__Try it__.
Reproduce the records that follow exactly as they appear.

--

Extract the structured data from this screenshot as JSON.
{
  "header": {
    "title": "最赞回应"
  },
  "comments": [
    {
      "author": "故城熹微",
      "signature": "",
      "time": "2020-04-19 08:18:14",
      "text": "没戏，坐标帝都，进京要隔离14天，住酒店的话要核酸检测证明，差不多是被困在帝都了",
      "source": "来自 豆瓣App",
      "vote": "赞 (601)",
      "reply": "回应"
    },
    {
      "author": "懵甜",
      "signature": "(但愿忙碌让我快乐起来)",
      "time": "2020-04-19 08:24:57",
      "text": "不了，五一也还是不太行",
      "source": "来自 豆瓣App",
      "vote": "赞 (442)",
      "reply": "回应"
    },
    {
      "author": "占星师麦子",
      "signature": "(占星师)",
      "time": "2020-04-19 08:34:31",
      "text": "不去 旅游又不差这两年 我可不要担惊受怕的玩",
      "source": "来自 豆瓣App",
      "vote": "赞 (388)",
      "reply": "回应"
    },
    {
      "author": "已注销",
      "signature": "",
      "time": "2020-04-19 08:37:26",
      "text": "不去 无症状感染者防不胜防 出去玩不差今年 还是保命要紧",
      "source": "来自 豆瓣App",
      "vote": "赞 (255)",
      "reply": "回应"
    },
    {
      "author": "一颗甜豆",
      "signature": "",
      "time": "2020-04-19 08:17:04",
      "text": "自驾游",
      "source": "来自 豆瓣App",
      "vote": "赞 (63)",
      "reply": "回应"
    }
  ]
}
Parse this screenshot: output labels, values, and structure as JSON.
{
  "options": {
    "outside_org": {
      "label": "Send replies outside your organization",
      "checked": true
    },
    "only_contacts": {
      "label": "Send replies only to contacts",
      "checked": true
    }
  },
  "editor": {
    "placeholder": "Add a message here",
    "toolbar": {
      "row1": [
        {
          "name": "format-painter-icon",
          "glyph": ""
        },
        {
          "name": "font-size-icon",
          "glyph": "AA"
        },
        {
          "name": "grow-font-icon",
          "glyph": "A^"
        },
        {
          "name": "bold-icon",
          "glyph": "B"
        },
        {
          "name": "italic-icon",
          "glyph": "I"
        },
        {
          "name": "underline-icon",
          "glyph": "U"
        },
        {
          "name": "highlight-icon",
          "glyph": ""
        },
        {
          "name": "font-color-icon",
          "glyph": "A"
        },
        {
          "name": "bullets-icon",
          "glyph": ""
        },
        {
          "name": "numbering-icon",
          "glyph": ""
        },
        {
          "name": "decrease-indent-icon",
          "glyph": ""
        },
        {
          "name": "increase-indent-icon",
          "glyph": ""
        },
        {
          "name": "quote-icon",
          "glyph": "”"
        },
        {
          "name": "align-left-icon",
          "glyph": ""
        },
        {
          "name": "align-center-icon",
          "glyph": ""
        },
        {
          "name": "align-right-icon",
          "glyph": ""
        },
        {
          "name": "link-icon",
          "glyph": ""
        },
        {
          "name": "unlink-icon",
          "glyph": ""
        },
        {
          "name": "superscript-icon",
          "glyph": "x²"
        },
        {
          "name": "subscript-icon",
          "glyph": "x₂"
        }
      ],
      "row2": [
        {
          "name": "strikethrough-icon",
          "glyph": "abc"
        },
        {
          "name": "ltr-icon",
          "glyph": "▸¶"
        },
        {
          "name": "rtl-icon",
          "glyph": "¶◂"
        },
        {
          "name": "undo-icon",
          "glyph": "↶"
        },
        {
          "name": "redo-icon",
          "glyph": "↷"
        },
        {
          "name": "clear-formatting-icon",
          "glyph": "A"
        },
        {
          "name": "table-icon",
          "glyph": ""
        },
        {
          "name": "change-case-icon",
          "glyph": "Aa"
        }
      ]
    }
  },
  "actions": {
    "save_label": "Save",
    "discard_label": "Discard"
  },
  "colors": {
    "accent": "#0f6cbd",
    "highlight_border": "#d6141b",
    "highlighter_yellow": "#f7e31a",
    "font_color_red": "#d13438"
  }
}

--

__Final answer__.
Extract the structured data from this screenshot as JSON.
{
  "header": {
    "title": "最赞回应"
  },
  "comments": [
    {
      "author": "故城熹微",
      "signature": "",
      "time": "2020-04-19 08:18:14",
      "text": "没戏，坐标帝都，进京要隔离14天，住酒店的话要核酸检测证明，差不多是被困在帝都了",
      "source": "来自 豆瓣App",
      "vote": "赞 (601)",
      "reply": "回应"
    },
    {
      "author": "懵甜",
      "signature": "(但愿忙碌让我快乐起来)",
      "time": "2020-04-19 08:24:57",
      "text": "不了，五一也还是不太行",
      "source": "来自 豆瓣App",
      "vote": "赞 (442)",
      "reply": "回应"
    },
    {
      "author": "占星师麦子",
      "signature": "(占星师)",
      "time": "2020-04-19 08:34:31",
      "text": "不去 旅游又不差这两年 我可不要担惊受怕的玩",
      "source": "来自 豆瓣App",
      "vote": "赞 (388)",
      "reply": "回应"
    },
    {
      "author": "已注销",
      "signature": "",
      "time": "2020-04-19 08:37:26",
      "text": "不去 无症状感染者防不胜防 出去玩不差今年 还是保命要紧",
      "source": "来自 豆瓣App",
      "vote": "赞 (255)",
      "reply": "回应"
    },
    {
      "author": "一颗甜豆",
      "signature": "",
      "time": "2020-04-19 08:17:04",
      "text": "自驾游",
      "source": "来自 豆瓣App",
      "vote": "赞 (63)",
      "reply": "回应"
    }
  ]
}
Parse this screenshot: output labels, values, and structure as JSON.
{
  "options": {
    "outside_org": {
      "label": "Send replies outside your organization",
      "checked": true
    },
    "only_contacts": {
      "label": "Send replies only to contacts",
      "checked": true
    }
  },
  "editor": {
    "placeholder": "Add a message here",
    "toolbar": {
      "row1": [
        {
          "name": "format-painter-icon",
          "glyph": ""
        },
        {
          "name": "font-size-icon",
          "glyph": "AA"
        },
        {
          "name": "grow-font-icon",
          "glyph": "A^"
        },
        {
          "name": "bold-icon",
          "glyph": "B"
        },
        {
          "name": "italic-icon",
          "glyph": "I"
        },
        {
          "name": "underline-icon",
          "glyph": "U"
        },
        {
          "name": "highlight-icon",
          "glyph": ""
        },
        {
          "name": "font-color-icon",
          "glyph": "A"
        },
        {
          "name": "bullets-icon",
          "glyph": ""
        },
        {
          "name": "numbering-icon",
          "glyph": ""
        },
        {
          "name": "decrease-indent-icon",
          "glyph": ""
        },
        {
          "name": "increase-indent-icon",
          "glyph": ""
        },
        {
          "name": "quote-icon",
          "glyph": "”"
        },
        {
          "name": "align-left-icon",
          "glyph": ""
        },
        {
          "name": "align-center-icon",
          "glyph": ""
        },
        {
          "name": "align-right-icon",
          "glyph": ""
        },
        {
          "name": "link-icon",
          "glyph": ""
        },
        {
          "name": "unlink-icon",
          "glyph": ""
        },
        {
          "name": "superscript-icon",
          "glyph": "x²"
        },
        {
          "name": "subscript-icon",
          "glyph": "x₂"
        }
      ],
      "row2": [
        {
          "name": "strikethrough-icon",
          "glyph": "abc"
        },
        {
          "name": "ltr-icon",
          "glyph": "▸¶"
        },
        {
          "name": "rtl-icon",
          "glyph": "¶◂"
        },
        {
          "name": "undo-icon",
          "glyph": "↶"
        },
        {
          "name": "redo-icon",
          "glyph": "↷"
        },
        {
          "name": "clear-formatting-icon",
          "glyph": "A"
        },
        {
          "name": "table-icon",
          "glyph": ""
        },
        {
          "name": "change-case-icon",
          "glyph": "Aa"
        }
      ]
    }
  },
  "actions": {
    "save_label": "Save",
    "discard_label": "Discard"
  },
  "colors": {
    "accent": "#0f6cbd",
    "highlight_border": "#d6141b",
    "highlighter_yellow": "#f7e31a",
    "font_color_red": "#d13438"
  }
}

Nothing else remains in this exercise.